Organic agriculture enforces stringent controls on non-renewable energy sources, effectively reducing carbon emissions. In essence, organic farming plays a vital role in mitigating climate change.

6.     Algae Bloom Prevention

Algal blooms can pose significant threats to the environment, adversely affecting the health of humans and aquatic ecosystems. Often, these blooms are triggered by runoff from farms carrying chemicals and fertilizers. Once unleashed, these blooms can grow uncontrollably and prove challenging to eliminate.

Apart from their environmental harm, algal blooms also have economic consequences, affecting the livelihoods of those in marine and freshwater industries. Notably, organic farming avoids the use of harmful fertilizers, thereby reducing the risk of algae blooms.

7.     Fostering Biodiversity

Organic farmers recognize the intrinsic value of biodiversity. A diverse ecosystem on a farm enhances stability and resilience against invasive species. The harmonious coexistence of various plants, animals, and microorganisms promotes both soil and animal health.

These diverse elements can work synergistically to prevent disease and erosion, thereby reducing the need for chemical fertilizers and pesticides.

8.     Preservation of Genetic Diversity

An often-overlooked benefit of organic farming is its contribution to the preservation of genetic diversity in crops. Conventional agriculture has a tendency to favor a limited range of high-yielding, genetically uniform varieties.

In contrast, organic farming often embraces a wider array of traditional, heirloom, and locally adapted crop varieties. This preservation of genetic diversity is essential for food security and resilience in the face of changing environmental conditions.

organic farming

What is the correlation between organic farming and ecovillage?

Organic farming and ecovillages often share a strong correlation as they both emphasize sustainable and environmentally friendly practices:

  1. Environmental Sustainability: Both organic farming and ecovillages prioritize environmental sustainability. Organic farming minimizes the use of synthetic chemicals and focuses on practices that enhance soil health and preserve natural ecosystems. Similarly, ecovillages aim to create sustainable living environments that minimize harm to the planet through practices like renewable energy use, waste reduction, and green building techniques.
  2. Local and Community Focus: Organic farming and ecovillages tend to emphasize local and community-based approaches.
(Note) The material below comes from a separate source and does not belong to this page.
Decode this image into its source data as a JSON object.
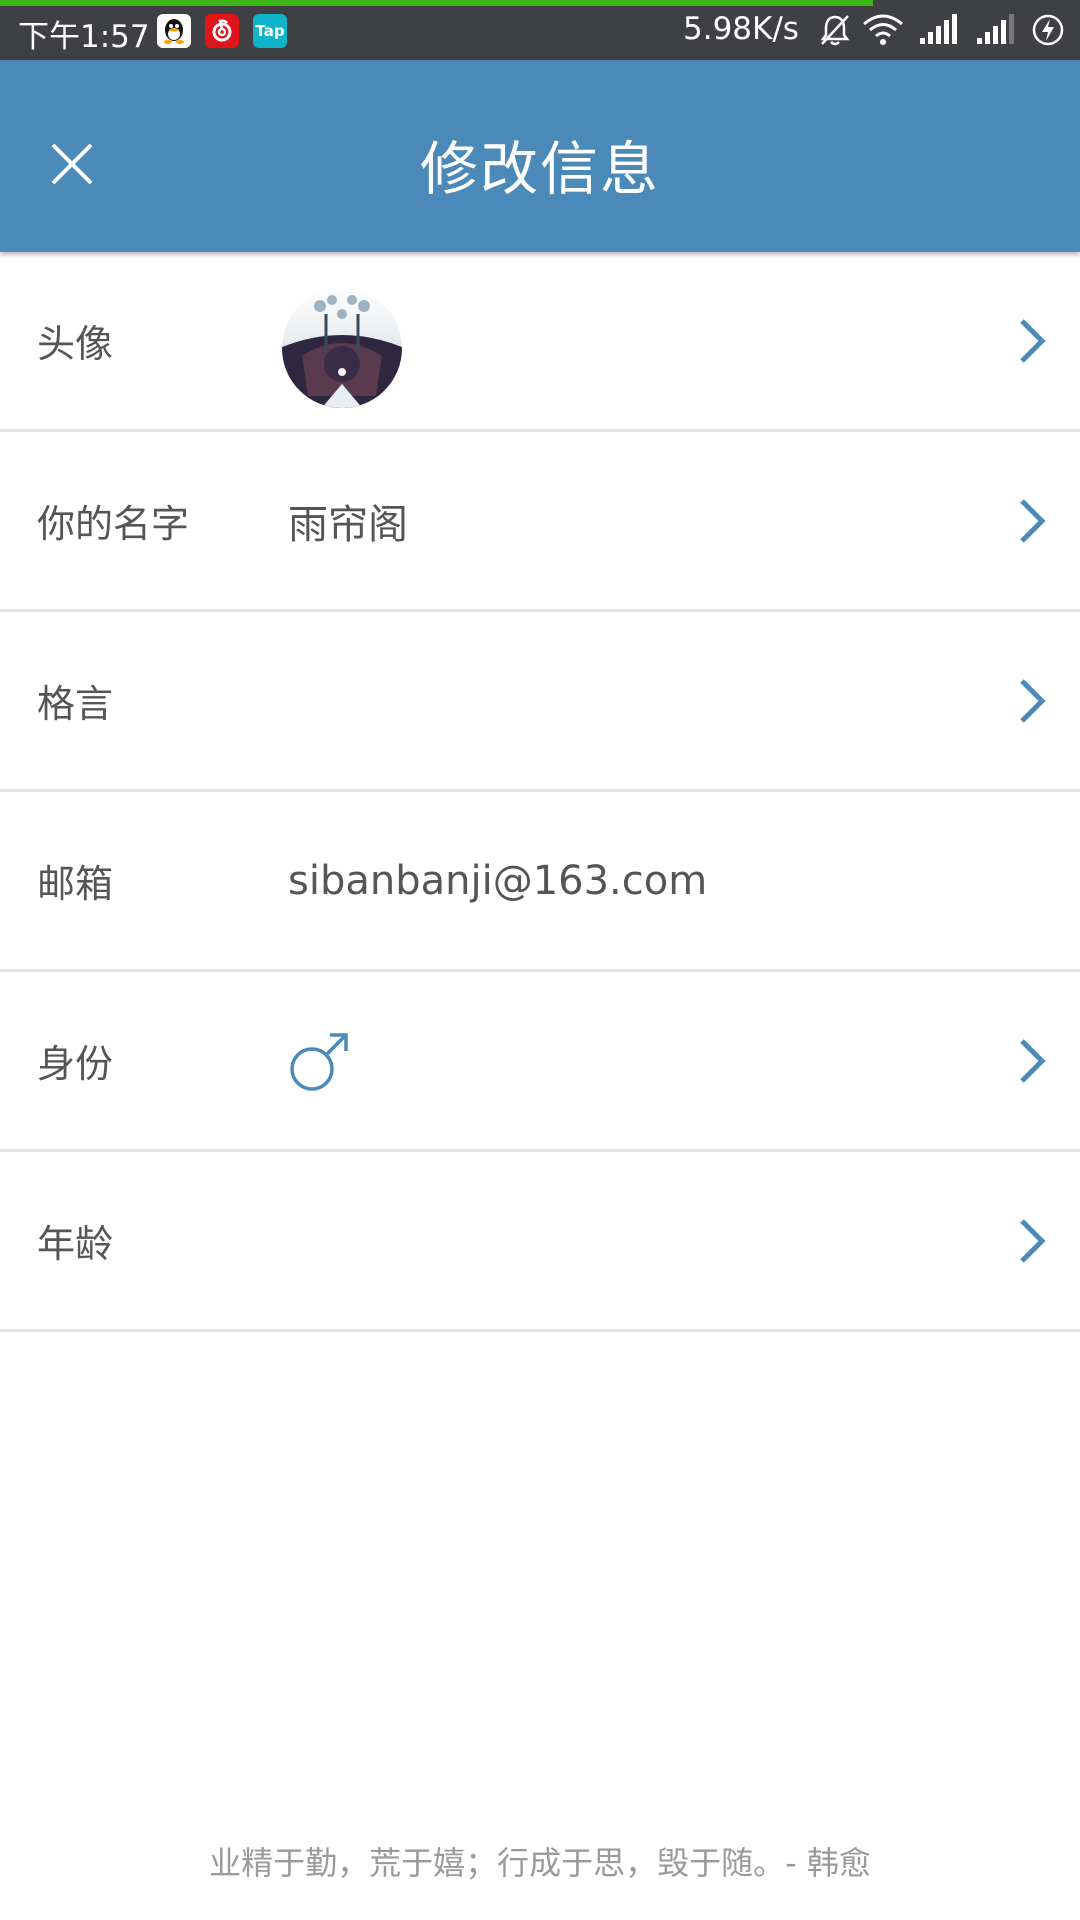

Organic farms often supply fresh, locally grown produce to nearby communities, reducing the environmental impact of long-distance transportation. Ecovillages are typically designed as intentional communities where residents work together to meet their needs locally, including food production through practices like organic farming.
  3. Holistic and Natural Living: Both organic farms and ecovillages promote holistic and natural living. Organic farming recognizes the interconnectedness of ecosystems and aims to work in harmony with nature. Ecovillages take this concept further by integrating sustainable practices into all aspects of community life, including energy, housing, transportation, and food production.
  4. Reduced Environmental Impact: Both organic farming and ecovillages seek to reduce their environmental footprint. Organic farming reduces chemical pollution and promotes biodiversity, while ecovillages often incorporate renewable energy sources, reduce waste, and encourage sustainable transportation options, collectively leading to a smaller ecological impact.
  5. Education and Awareness: Ecovillages often serve as educational hubs, sharing knowledge about sustainable living practices with the wider community. Organic farms within ecovillages can serve as living examples of sustainable agriculture, offering educational opportunities about the benefits of organic farming.

As you can see, the ecological benefits of organic farming are far-reaching and multifaceted. By choosing organic products, you are making a conscious and positive contribution to the health of the environment, the stability of the economy, the well-being of future generations, and the preservation of genetic diversity.

Organic farms stands as a shining example of sustainable and responsible agriculture, offering solutions to many of the environmental challenges we face today.